This can actually be an enjoyable process. It’s strategizing, which can be a fun and challenging activity. When you write that excellent, incisive paragraph, you’ll feel a little thrill. Doing anything well is pleasurable; writing strategies help you write well.
7. Appreciate the language. English is quite possibly the best communication tool in the history of mankind. English literature dates back a thousand years, and within it you can find great beauty, profound and moving thoughts and stories that will thrill and delight you. “Even” poetry can be a wonderful experience. Wordplay, jokes, silly rhymes, song lyrics—they’re all part of the language. Enjoy it!
8. Don’t goof off. I was going to say something about how I’m the world’s worst procrastinator, but I’ll do it later. Procrastination has an effect on you like that frog that gets slowly boiled to death—you don’t notice the building pressure of a deadline until it’s almost too late.
Chances are if you feel rushed you’ll do a crappy job. You’ll also feel stressed out. Given that the task will take X amount of time no matter what, what do you have to gain by postponing it?
(And yes, a meteor could destroy all life on earth before you have to turn in your essay, but…)
9. Interact. Participate in classroom discussions. Speak up. Share your opinions—challenge those of others. Make penetrating insights—or amusing ones.
Two major benefits from doing this: it makes time go by a lot faster, and teachers notice and reward class participation. If your teacher is mulling over whether to give you a B+ or an A-, I guarantee that if you’ve raised your hand a lot, you’ll get the A-, and if you’ve sat there like a tree stump, you’ll get a B+. What’s more, class discussions can give you great ideas for essays!
10. READ, dammit. I do not mean just your assigned reading. Read some books that haven’t been forced on you. What did you like about the last book you read? Did you like the genre? Did you like the author? Did you like the subject matter—or perhaps the characters? Maybe you have a historical interest and you’d like to read some fiction about the Wild West or the time of kings, knights, and damsels. Make the experience of reading your own!

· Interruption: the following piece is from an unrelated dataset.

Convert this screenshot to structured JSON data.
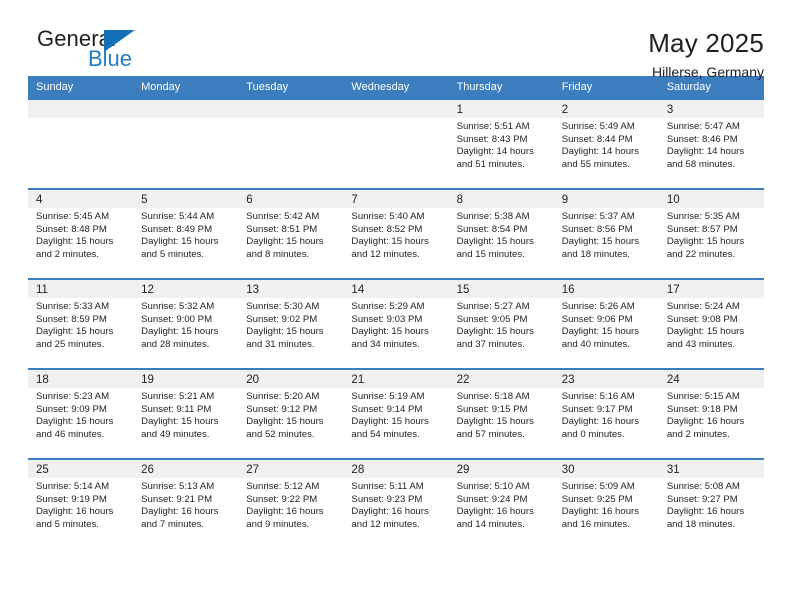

…and because it’s really the same piece of advice, I’m not giving this its own number:
10.5. WRITE, dammit. I do not mean just your assigned writing. Write a letter to the editor. Tell a story about the day you threw up five times at Six Flags. Write a film review. Write an essay from a point of view completely opposite to the one you actually hold. Write a sonnet. Convince your teacher that Hamlet is really about sushi. Write write write write write!!!!!
Final Thoughts on Writing Strategies to Tame English Class

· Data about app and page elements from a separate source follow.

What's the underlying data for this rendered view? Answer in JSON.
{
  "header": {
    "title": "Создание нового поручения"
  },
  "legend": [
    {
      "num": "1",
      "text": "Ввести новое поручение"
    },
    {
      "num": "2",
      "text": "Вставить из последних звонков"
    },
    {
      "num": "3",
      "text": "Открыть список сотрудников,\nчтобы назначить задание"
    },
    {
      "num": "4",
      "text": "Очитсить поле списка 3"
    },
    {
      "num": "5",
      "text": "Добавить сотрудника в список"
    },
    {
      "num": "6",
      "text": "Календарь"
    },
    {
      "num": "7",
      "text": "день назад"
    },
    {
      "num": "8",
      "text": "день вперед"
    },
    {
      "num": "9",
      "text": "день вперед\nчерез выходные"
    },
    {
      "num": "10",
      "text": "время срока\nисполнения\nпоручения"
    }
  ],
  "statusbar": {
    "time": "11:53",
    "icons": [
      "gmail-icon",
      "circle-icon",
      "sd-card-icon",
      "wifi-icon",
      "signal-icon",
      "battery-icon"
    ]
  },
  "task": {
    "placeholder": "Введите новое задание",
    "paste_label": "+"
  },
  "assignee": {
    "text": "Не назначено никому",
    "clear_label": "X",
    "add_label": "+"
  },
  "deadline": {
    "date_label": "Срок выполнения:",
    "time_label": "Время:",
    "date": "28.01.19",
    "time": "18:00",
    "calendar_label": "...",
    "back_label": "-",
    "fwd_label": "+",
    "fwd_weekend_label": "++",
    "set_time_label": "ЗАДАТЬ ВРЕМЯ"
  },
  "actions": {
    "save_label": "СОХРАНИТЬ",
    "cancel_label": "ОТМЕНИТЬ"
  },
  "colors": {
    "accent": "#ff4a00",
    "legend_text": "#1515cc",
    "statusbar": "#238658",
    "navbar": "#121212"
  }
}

You want to tame the bucking bronco of English because, like the cowboy, you know that once you subdue the horse, it will not only be useful, it’ll be your friend. This is perhaps difficult to appreciate when you’re sitting in the dust, covered with bruises, clutching a paper with a big “C minus” on it. But you should hop right back on the horse.
Think of it this way. In your other classes, you’ve been forced to learn about stuff like the mating habits of Peruvian oceanic invertebrates or the impact of King Zod of Albania’s Proclamation of the Three Brown Goats in 1175. You have asked yourself—rightly so—what possible good this information can do you.

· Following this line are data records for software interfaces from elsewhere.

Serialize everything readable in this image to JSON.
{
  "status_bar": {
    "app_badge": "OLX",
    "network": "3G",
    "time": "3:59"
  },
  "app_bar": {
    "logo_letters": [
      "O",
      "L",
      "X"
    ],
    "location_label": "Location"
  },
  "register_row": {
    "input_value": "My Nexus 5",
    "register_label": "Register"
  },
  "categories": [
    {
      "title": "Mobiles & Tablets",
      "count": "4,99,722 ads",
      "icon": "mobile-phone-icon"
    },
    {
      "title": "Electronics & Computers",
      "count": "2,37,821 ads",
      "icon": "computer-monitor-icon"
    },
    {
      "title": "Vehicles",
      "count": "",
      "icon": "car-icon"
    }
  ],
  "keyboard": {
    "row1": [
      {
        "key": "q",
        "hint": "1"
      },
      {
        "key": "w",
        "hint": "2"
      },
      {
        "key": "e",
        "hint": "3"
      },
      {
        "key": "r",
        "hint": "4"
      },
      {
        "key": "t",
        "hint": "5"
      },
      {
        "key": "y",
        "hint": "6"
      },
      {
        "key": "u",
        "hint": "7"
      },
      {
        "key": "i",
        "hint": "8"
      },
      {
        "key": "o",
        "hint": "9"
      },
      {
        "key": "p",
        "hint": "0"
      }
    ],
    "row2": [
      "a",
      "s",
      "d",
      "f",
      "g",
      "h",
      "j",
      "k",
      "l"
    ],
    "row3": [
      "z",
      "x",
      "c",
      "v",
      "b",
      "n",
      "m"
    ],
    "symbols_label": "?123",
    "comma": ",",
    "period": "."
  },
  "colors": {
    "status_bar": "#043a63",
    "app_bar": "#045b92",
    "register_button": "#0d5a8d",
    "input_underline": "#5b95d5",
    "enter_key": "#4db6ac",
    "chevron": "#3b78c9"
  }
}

Well, in English class, the benefit is immediate and easily understood: you’ll be a better reader and writer. And since good writing gets you better grades both in and out of English class, you’ll get an “A” when you write your term paper on the Peruvian flammulated clam.